Sunset behind sea stacks at Bandon Beach along the Oregon coast, Oregon, USA.
Bandon Beach at sunset.
But wait, I've left out a very important season - winter!  Over the years winter has become one of my favorite times to visit the coast.  Admittedly, it can be a roll of the dice.  But I have been rewarded with some of my most dramatic images this time of year.  And if you are into whale watching, visit Colquille Point the week between Christmas and New Year for the peak gray whale winter migration.  The local tip is that the whales like to congregate at the mouth of the Colquille River for its ample food supply before continuing their southward journey, making it one of the premium whale viewing areas in the area!

How To Dress:

As most beach photographers know, photographing along the beach usually involves getting wet - whether it is that unplanned water crossing or those pesky sneaker waves striking while your back is turned or you're not paying attention!  In the summertime I have found shorts, t-shirt and sandals adequate attire for most occasions, along with a light windbreaker jacket (the breeze always seems to pick up in the evening).

Morning waters at Bandon Beach at sunrise.
For winter visits, I highly recommend dressing warmer, preferably layers - including waterproof pants, rain jacket, warm beanie, and donning a nice pair of rubber waders.  The waders will allow you to focus on your work and not having to worry about the incoming surf.  They also clean up easily.
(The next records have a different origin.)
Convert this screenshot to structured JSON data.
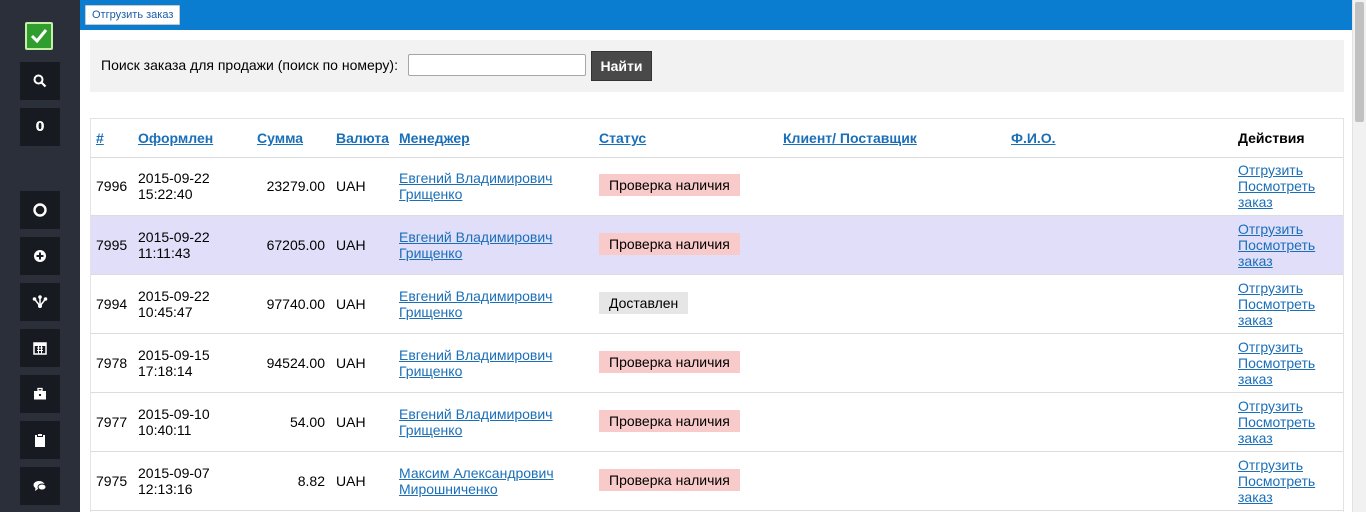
{
  "topbar": {
    "ship_order_button": "Отгрузить заказ"
  },
  "sidebar": {
    "counter": "0",
    "items": [
      {
        "icon": "search-icon"
      },
      {
        "icon": "counter"
      },
      {
        "icon": "life-ring-icon"
      },
      {
        "icon": "plus-circle-icon"
      },
      {
        "icon": "sitemap-icon"
      },
      {
        "icon": "calendar-icon"
      },
      {
        "icon": "briefcase-icon"
      },
      {
        "icon": "clipboard-icon"
      },
      {
        "icon": "comments-icon"
      }
    ]
  },
  "search": {
    "label": "Поиск заказа для продажи (поиск по номеру):",
    "value": "",
    "placeholder": "",
    "button": "Найти"
  },
  "table": {
    "headers": {
      "id": "#",
      "date": "Оформлен",
      "sum": "Сумма",
      "currency": "Валюта",
      "manager": "Менеджер",
      "status": "Статус",
      "client": "Клиент/ Поставщик",
      "fio": "Ф.И.О.",
      "actions": "Действия"
    },
    "rows": [
      {
        "id": "7996",
        "date1": "2015-09-22",
        "date2": "15:22:40",
        "sum": "23279.00",
        "currency": "UAH",
        "mgr1": "Евгений Владимирович",
        "mgr2": "Грищенко",
        "status": "Проверка наличия",
        "client": "",
        "fio": "",
        "a1": "Отгрузить",
        "a2": "Посмотреть",
        "a3": "заказ"
      },
      {
        "id": "7995",
        "date1": "2015-09-22",
        "date2": "11:11:43",
        "sum": "67205.00",
        "currency": "UAH",
        "mgr1": "Евгений Владимирович",
        "mgr2": "Грищенко",
        "status": "Проверка наличия",
        "client": "",
        "fio": "",
        "a1": "Отгрузить",
        "a2": "Посмотреть",
        "a3": "заказ"
      },
      {
        "id": "7994",
        "date1": "2015-09-22",
        "date2": "10:45:47",
        "sum": "97740.00",
        "currency": "UAH",
        "mgr1": "Евгений Владимирович",
        "mgr2": "Грищенко",
        "status": "Доставлен",
        "client": "",
        "fio": "",
        "a1": "Отгрузить",
        "a2": "Посмотреть",
        "a3": "заказ"
      },
      {
        "id": "7978",
        "date1": "2015-09-15",
        "date2": "17:18:14",
        "sum": "94524.00",
        "currency": "UAH",
        "mgr1": "Евгений Владимирович",
        "mgr2": "Грищенко",
        "status": "Проверка наличия",
        "client": "",
        "fio": "",
        "a1": "Отгрузить",
        "a2": "Посмотреть",
        "a3": "заказ"
      },
      {
        "id": "7977",
        "date1": "2015-09-10",
        "date2": "10:40:11",
        "sum": "54.00",
        "currency": "UAH",
        "mgr1": "Евгений Владимирович",
        "mgr2": "Грищенко",
        "status": "Проверка наличия",
        "client": "",
        "fio": "",
        "a1": "Отгрузить",
        "a2": "Посмотреть",
        "a3": "заказ"
      },
      {
        "id": "7975",
        "date1": "2015-09-07",
        "date2": "12:13:16",
        "sum": "8.82",
        "currency": "UAH",
        "mgr1": "Максим Александрович",
        "mgr2": "Мирошниченко",
        "status": "Проверка наличия",
        "client": "",
        "fio": "",
        "a1": "Отгрузить",
        "a2": "Посмотреть",
        "a3": "заказ"
      }
    ]
  },
  "colors": {
    "topbar": "#0a7dd1",
    "sidebar": "#2b2f3a",
    "status_check": "#f8caca",
    "status_delivered": "#e6e6e6",
    "row_highlight": "#e1defa",
    "link": "#1a6fb8"
  }
}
Photography Gear To Bring:

So much of this is dependent on how you process your images.  But regardless of your workflow, a nice tripod is still a mandatory tool of the trade.  I think all lenses can be utilized here - from wide angle to zoom and everything in between.  If you're into star photography, don't forget your ultra-wide angle as Bandon Beach offers excellent opportunities!  If you use filters - and I do, consider complimenting your standard GND filters with a 2 and 3-stop Reverse GND for sunset.  Unlike a standard GND, a reverse GND is darkest at the horizon and lightens higher in the sky, and is one of my favorite and most used coastal filters.  I also find neutral density filters very nice to smooth
the water in low light situations (to  slower shutter speed), creating a rather mystical look.

Sunset behind sea stacks at Bandon Beach along the Oregon coast, Oregon, USA.
The sun dips behind Witches Hat at Bandon Beach.
On the maintenance side of things, make sure to have a couple of lens cloths to wipe any water drips or moisture build-up off you lens, and be sure to check your lenses often.  There is nothing more frustrating than coming home all excited about that fantastic sunset you shot, only to learn you had water drops and streaks on your lens!

I hope this sparks your interest to visit this spectacular place and helps you with your planning and preparation.  Feel free to contact me with any further questions you might have - I'm always happy to help out!

You may view more of my images from Bandon and the rest of the Oregon coast by visiting my Oregon Coast Gallery.  You may also visit the rest the galleries at my website at  As always, thanks for looking!